> _Exercise materials_
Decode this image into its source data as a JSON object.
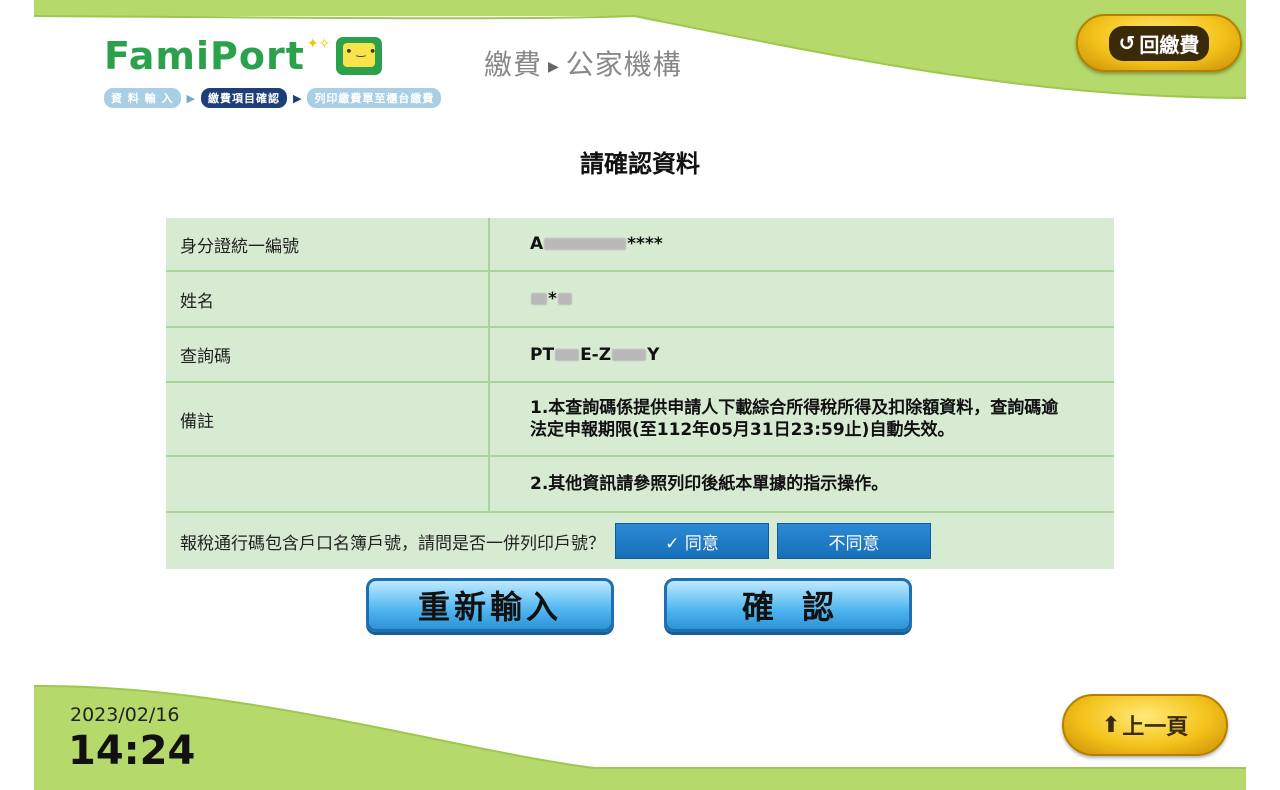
{
  "header": {
    "logo_text": "FamiPort",
    "breadcrumb_main": "繳費",
    "breadcrumb_sub": "公家機構",
    "back_button": "回繳費",
    "steps": [
      {
        "label": "資 料 輸 入",
        "active": false
      },
      {
        "label": "繳費項目確認",
        "active": true
      },
      {
        "label": "列印繳費單至櫃台繳費",
        "active": false
      }
    ]
  },
  "title": "請確認資料",
  "fields": [
    {
      "label": "身分證統一編號",
      "value_prefix": "A",
      "value_suffix": "****"
    },
    {
      "label": "姓名",
      "value_middle": "*"
    },
    {
      "label": "查詢碼",
      "value_prefix": "PT",
      "value_mid": "E-Z",
      "value_suffix": "Y"
    },
    {
      "label": "備註",
      "value": "1.本查詢碼係提供申請人下載綜合所得稅所得及扣除額資料，查詢碼逾法定申報期限(至112年05月31日23:59止)自動失效。"
    },
    {
      "label": "",
      "value": "2.其他資訊請參照列印後紙本單據的指示操作。"
    }
  ],
  "consent": {
    "question": "報稅通行碼包含戶口名簿戶號，請問是否一併列印戶號？",
    "agree_label": "✓ 同意",
    "disagree_label": "不同意"
  },
  "actions": {
    "reenter_label": "重新輸入",
    "confirm_label": "確認"
  },
  "footer": {
    "date": "2023/02/16",
    "time": "14:24",
    "prev_label": "上一頁"
  },
  "colors": {
    "brand_green": "#2aa14a",
    "band_green": "#b5d96a",
    "table_bg": "#d7ebd3",
    "button_blue": "#176fb8"
  }
}
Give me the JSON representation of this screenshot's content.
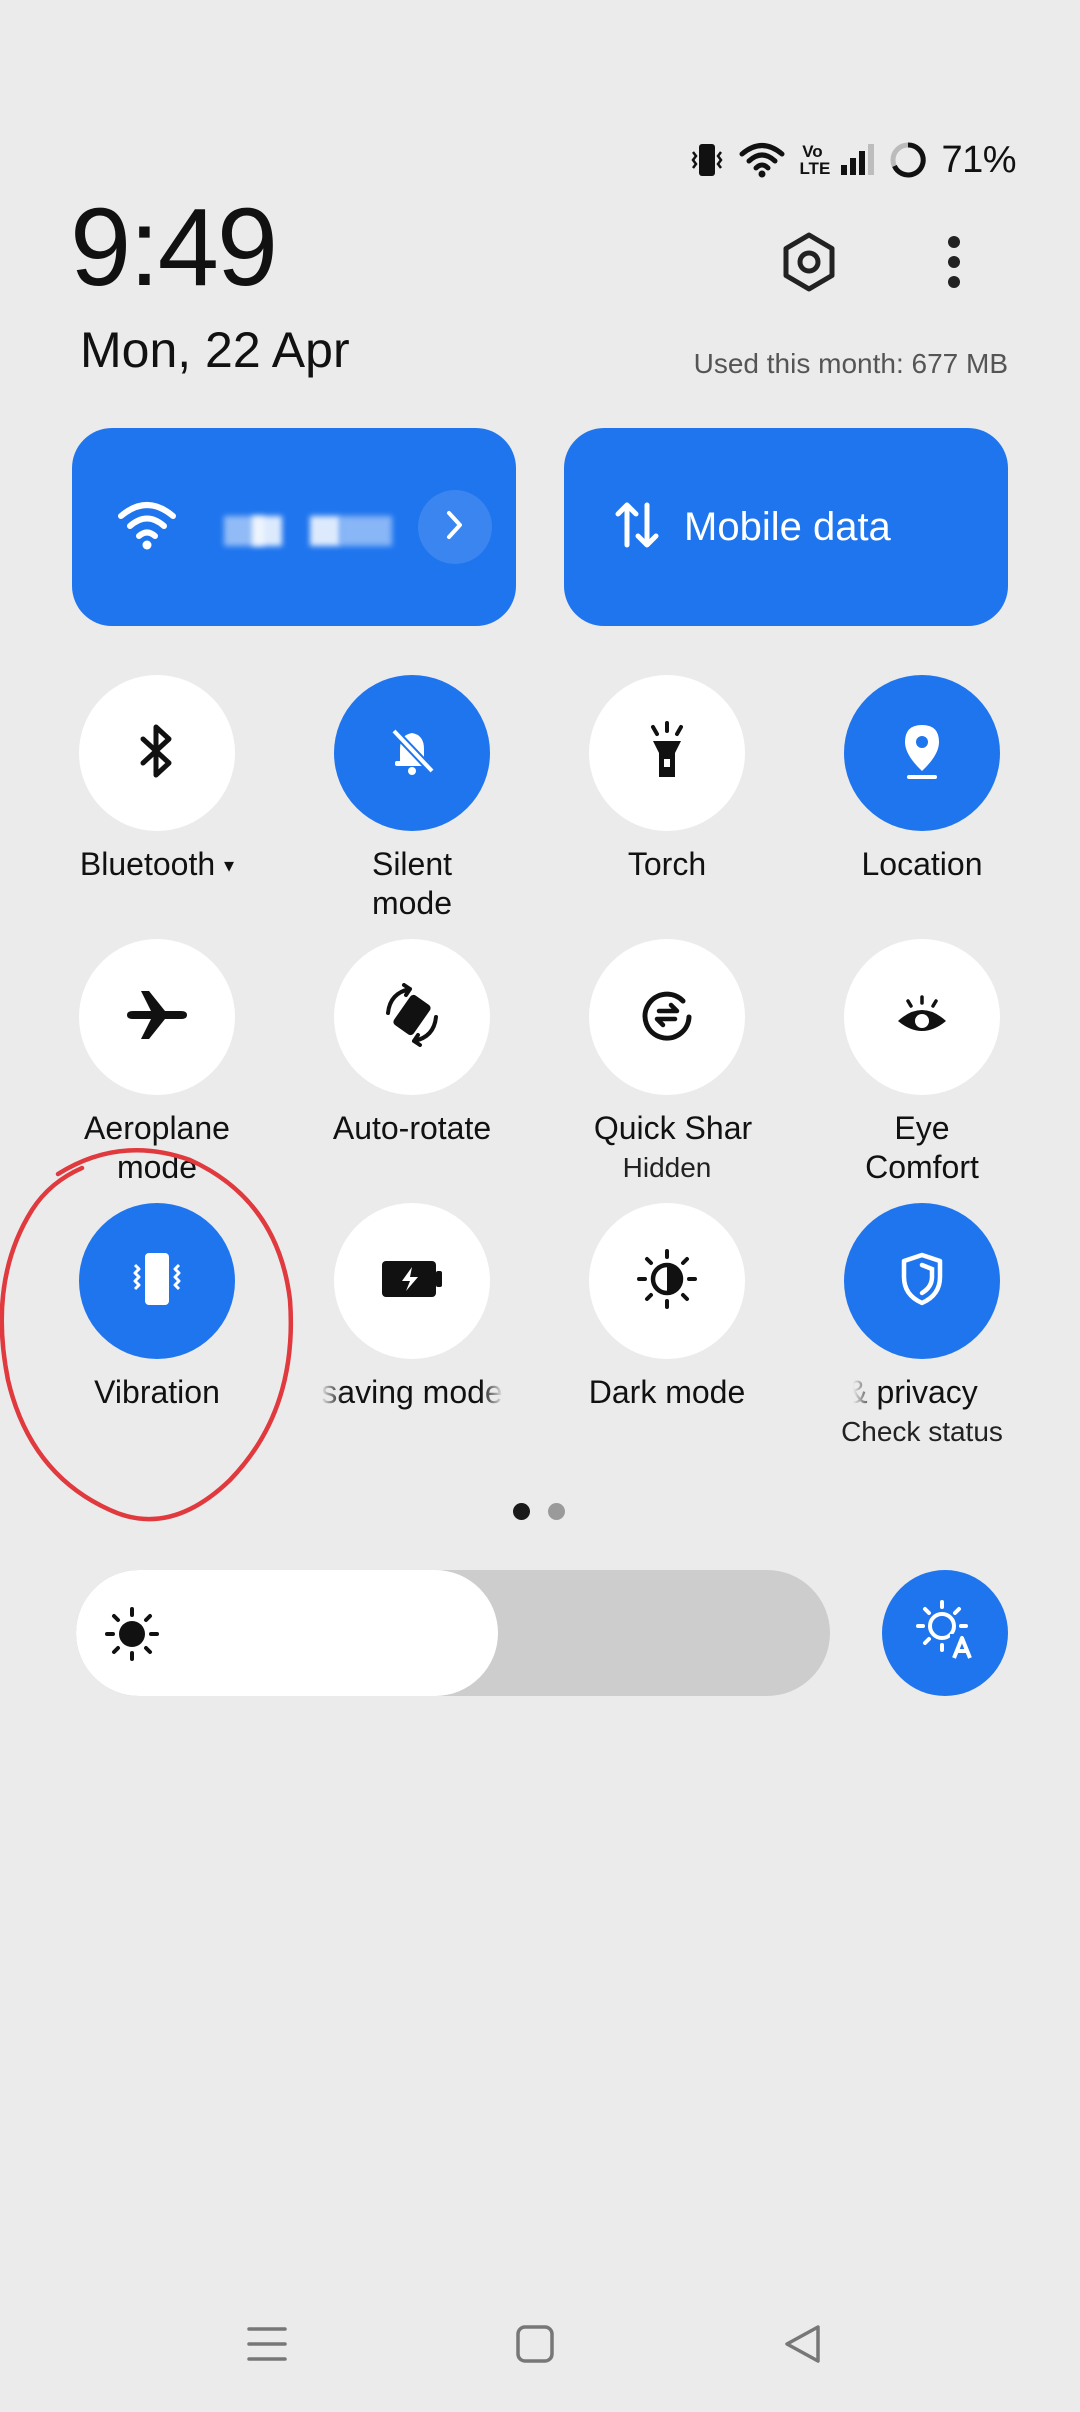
{
  "status_bar": {
    "battery": "71%",
    "icons": [
      "vibrate-icon",
      "wifi-icon",
      "volte-icon",
      "signal-icon",
      "battery-ring-icon"
    ],
    "volte_text_top": "Vo",
    "volte_text_bottom": "LTE"
  },
  "header": {
    "time": "9:49",
    "date": "Mon, 22 Apr",
    "usage": "Used this month: 677 MB"
  },
  "tiles": {
    "wifi": {
      "icon": "wifi-icon"
    },
    "mobile_data": {
      "label": "Mobile data",
      "icon": "data-arrows-icon"
    }
  },
  "toggles": [
    {
      "label": "Bluetooth",
      "active": false
    },
    {
      "label_line1": "Silent",
      "label_line2": "mode",
      "active": true
    },
    {
      "label": "Torch",
      "active": false
    },
    {
      "label": "Location",
      "active": true
    },
    {
      "label_line1": "Aeroplane",
      "label_line2": "mode",
      "active": false
    },
    {
      "label": "Auto-rotate",
      "active": false
    },
    {
      "label": "Quick Shar",
      "sub": "Hidden",
      "active": false
    },
    {
      "label_line1": "Eye",
      "label_line2": "Comfort",
      "active": false
    },
    {
      "label": "Vibration",
      "active": true
    },
    {
      "label": "saving mode",
      "active": false
    },
    {
      "label": "Dark mode",
      "active": false
    },
    {
      "label": "& privacy",
      "sub": "Check status",
      "active": true
    }
  ],
  "pager": {
    "pages": 2,
    "current": 1
  },
  "brightness": {
    "level": 0.56
  },
  "colors": {
    "accent": "#1f75ee",
    "background": "#ebebeb",
    "annotation": "#e0393e"
  }
}
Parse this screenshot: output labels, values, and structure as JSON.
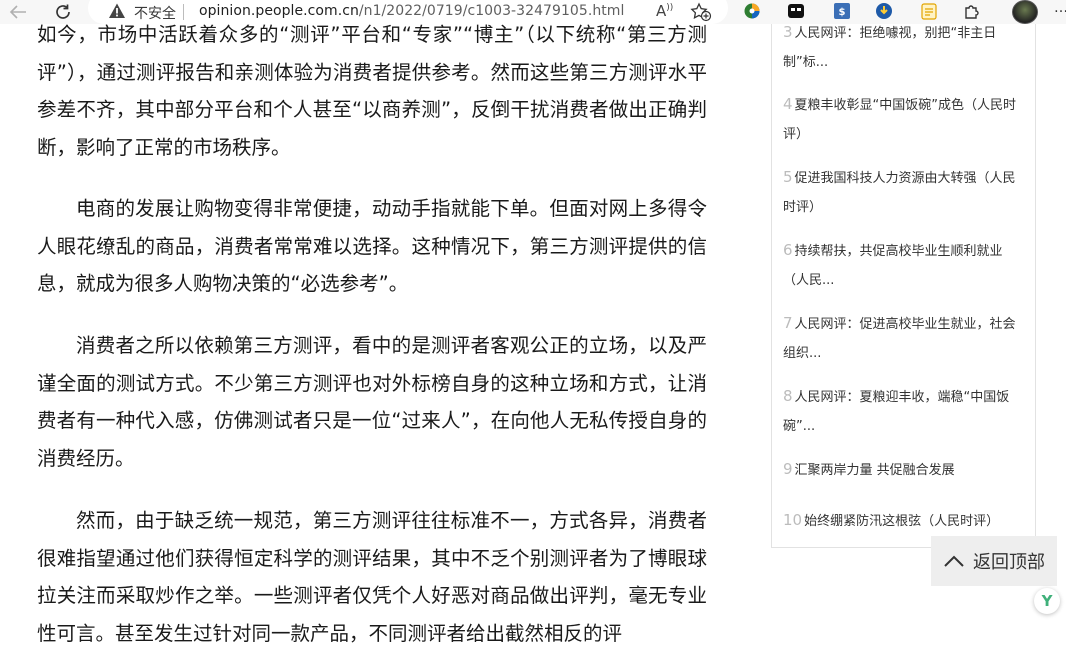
{
  "browser": {
    "security_label": "不安全",
    "url_host": "opinion.people.com.cn",
    "url_path": "/n1/2022/0719/c1003-32479105.html",
    "read_aloud_label": "A",
    "extensions": [
      "color-ext-icon",
      "game-ext-icon",
      "translate-ext-icon",
      "download-ext-icon",
      "notes-ext-icon",
      "puzzle-icon"
    ]
  },
  "article": {
    "paragraphs": [
      "如今，市场中活跃着众多的“测评”平台和“专家”“博主”（以下统称“第三方测评”），通过测评报告和亲测体验为消费者提供参考。然而这些第三方测评水平参差不齐，其中部分平台和个人甚至“以商养测”，反倒干扰消费者做出正确判断，影响了正常的市场秩序。",
      "电商的发展让购物变得非常便捷，动动手指就能下单。但面对网上多得令人眼花缭乱的商品，消费者常常难以选择。这种情况下，第三方测评提供的信息，就成为很多人购物决策的“必选参考”。",
      "消费者之所以依赖第三方测评，看中的是测评者客观公正的立场，以及严谨全面的测试方式。不少第三方测评也对外标榜自身的这种立场和方式，让消费者有一种代入感，仿佛测试者只是一位“过来人”，在向他人无私传授自身的消费经历。",
      "然而，由于缺乏统一规范，第三方测评往往标准不一，方式各异，消费者很难指望通过他们获得恒定科学的测评结果，其中不乏个别测评者为了博眼球拉关注而采取炒作之举。一些测评者仅凭个人好恶对商品做出评判，毫无专业性可言。甚至发生过针对同一款产品，不同测评者给出截然相反的评"
    ]
  },
  "sidebar": {
    "items": [
      {
        "num": "3",
        "title": "人民网评：拒绝噱视，别把“非主日制”标..."
      },
      {
        "num": "4",
        "title": "夏粮丰收彰显“中国饭碗”成色（人民时评）"
      },
      {
        "num": "5",
        "title": "促进我国科技人力资源由大转强（人民时评）"
      },
      {
        "num": "6",
        "title": "持续帮扶，共促高校毕业生顺利就业（人民..."
      },
      {
        "num": "7",
        "title": "人民网评：促进高校毕业生就业，社会组织..."
      },
      {
        "num": "8",
        "title": "人民网评：夏粮迎丰收，端稳“中国饭碗”..."
      },
      {
        "num": "9",
        "title": "汇聚两岸力量 共促融合发展"
      },
      {
        "num": "10",
        "title": "始终绷紧防汛这根弦（人民时评）"
      }
    ]
  },
  "back_to_top": {
    "label": "返回顶部"
  },
  "badge": {
    "label": "Y"
  }
}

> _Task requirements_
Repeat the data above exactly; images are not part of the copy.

> _Written reply_
Decode this image into its source data as a JSON object.
{
  "header": {
    "logo_text": "FamiPort",
    "breadcrumb_main": "繳費",
    "breadcrumb_sub": "公家機構",
    "back_button": "回繳費",
    "steps": [
      {
        "label": "資 料 輸 入",
        "active": false
      },
      {
        "label": "繳費項目確認",
        "active": true
      },
      {
        "label": "列印繳費單至櫃台繳費",
        "active": false
      }
    ]
  },
  "title": "請確認資料",
  "fields": [
    {
      "label": "身分證統一編號",
      "value_prefix": "A",
      "value_suffix": "****"
    },
    {
      "label": "姓名",
      "value_middle": "*"
    },
    {
      "label": "查詢碼",
      "value_prefix": "PT",
      "value_mid": "E-Z",
      "value_suffix": "Y"
    },
    {
      "label": "備註",
      "value": "1.本查詢碼係提供申請人下載綜合所得稅所得及扣除額資料，查詢碼逾法定申報期限(至112年05月31日23:59止)自動失效。"
    },
    {
      "label": "",
      "value": "2.其他資訊請參照列印後紙本單據的指示操作。"
    }
  ],
  "consent": {
    "question": "報稅通行碼包含戶口名簿戶號，請問是否一併列印戶號？",
    "agree_label": "✓ 同意",
    "disagree_label": "不同意"
  },
  "actions": {
    "reenter_label": "重新輸入",
    "confirm_label": "確認"
  },
  "footer": {
    "date": "2023/02/16",
    "time": "14:24",
    "prev_label": "上一頁"
  },
  "colors": {
    "brand_green": "#2aa14a",
    "band_green": "#b5d96a",
    "table_bg": "#d7ebd3",
    "button_blue": "#176fb8"
  }
}
Give me the JSON representation of this screenshot's content.
{
  "status_bar": {
    "battery": "71%",
    "icons": [
      "vibrate-icon",
      "wifi-icon",
      "volte-icon",
      "signal-icon",
      "battery-ring-icon"
    ],
    "volte_text_top": "Vo",
    "volte_text_bottom": "LTE"
  },
  "header": {
    "time": "9:49",
    "date": "Mon, 22 Apr",
    "usage": "Used this month: 677 MB"
  },
  "tiles": {
    "wifi": {
      "icon": "wifi-icon"
    },
    "mobile_data": {
      "label": "Mobile data",
      "icon": "data-arrows-icon"
    }
  },
  "toggles": [
    {
      "label": "Bluetooth",
      "active": false
    },
    {
      "label_line1": "Silent",
      "label_line2": "mode",
      "active": true
    },
    {
      "label": "Torch",
      "active": false
    },
    {
      "label": "Location",
      "active": true
    },
    {
      "label_line1": "Aeroplane",
      "label_line2": "mode",
      "active": false
    },
    {
      "label": "Auto-rotate",
      "active": false
    },
    {
      "label": "Quick Shar",
      "sub": "Hidden",
      "active": false
    },
    {
      "label_line1": "Eye",
      "label_line2": "Comfort",
      "active": false
    },
    {
      "label": "Vibration",
      "active": true
    },
    {
      "label": "saving mode",
      "active": false
    },
    {
      "label": "Dark mode",
      "active": false
    },
    {
      "label": "& privacy",
      "sub": "Check status",
      "active": true
    }
  ],
  "pager": {
    "pages": 2,
    "current": 1
  },
  "brightness": {
    "level": 0.56
  },
  "colors": {
    "accent": "#1f75ee",
    "background": "#ebebeb",
    "annotation": "#e0393e"
  }
}
Parse this screenshot: output labels, values, and structure as JSON.
{
  "browser": {
    "security_label": "不安全",
    "url_host": "opinion.people.com.cn",
    "url_path": "/n1/2022/0719/c1003-32479105.html",
    "read_aloud_label": "A",
    "extensions": [
      "color-ext-icon",
      "game-ext-icon",
      "translate-ext-icon",
      "download-ext-icon",
      "notes-ext-icon",
      "puzzle-icon"
    ]
  },
  "article": {
    "paragraphs": [
      "如今，市场中活跃着众多的“测评”平台和“专家”“博主”（以下统称“第三方测评”），通过测评报告和亲测体验为消费者提供参考。然而这些第三方测评水平参差不齐，其中部分平台和个人甚至“以商养测”，反倒干扰消费者做出正确判断，影响了正常的市场秩序。",
      "电商的发展让购物变得非常便捷，动动手指就能下单。但面对网上多得令人眼花缭乱的商品，消费者常常难以选择。这种情况下，第三方测评提供的信息，就成为很多人购物决策的“必选参考”。",
      "消费者之所以依赖第三方测评，看中的是测评者客观公正的立场，以及严谨全面的测试方式。不少第三方测评也对外标榜自身的这种立场和方式，让消费者有一种代入感，仿佛测试者只是一位“过来人”，在向他人无私传授自身的消费经历。",
      "然而，由于缺乏统一规范，第三方测评往往标准不一，方式各异，消费者很难指望通过他们获得恒定科学的测评结果，其中不乏个别测评者为了博眼球拉关注而采取炒作之举。一些测评者仅凭个人好恶对商品做出评判，毫无专业性可言。甚至发生过针对同一款产品，不同测评者给出截然相反的评"
    ]
  },
  "sidebar": {
    "items": [
      {
        "num": "3",
        "title": "人民网评：拒绝噱视，别把“非主日制”标..."
      },
      {
        "num": "4",
        "title": "夏粮丰收彰显“中国饭碗”成色（人民时评）"
      },
      {
        "num": "5",
        "title": "促进我国科技人力资源由大转强（人民时评）"
      },
      {
        "num": "6",
        "title": "持续帮扶，共促高校毕业生顺利就业（人民..."
      },
      {
        "num": "7",
        "title": "人民网评：促进高校毕业生就业，社会组织..."
      },
      {
        "num": "8",
        "title": "人民网评：夏粮迎丰收，端稳“中国饭碗”..."
      },
      {
        "num": "9",
        "title": "汇聚两岸力量 共促融合发展"
      },
      {
        "num": "10",
        "title": "始终绷紧防汛这根弦（人民时评）"
      }
    ]
  },
  "back_to_top": {
    "label": "返回顶部"
  },
  "badge": {
    "label": "Y"
  }
}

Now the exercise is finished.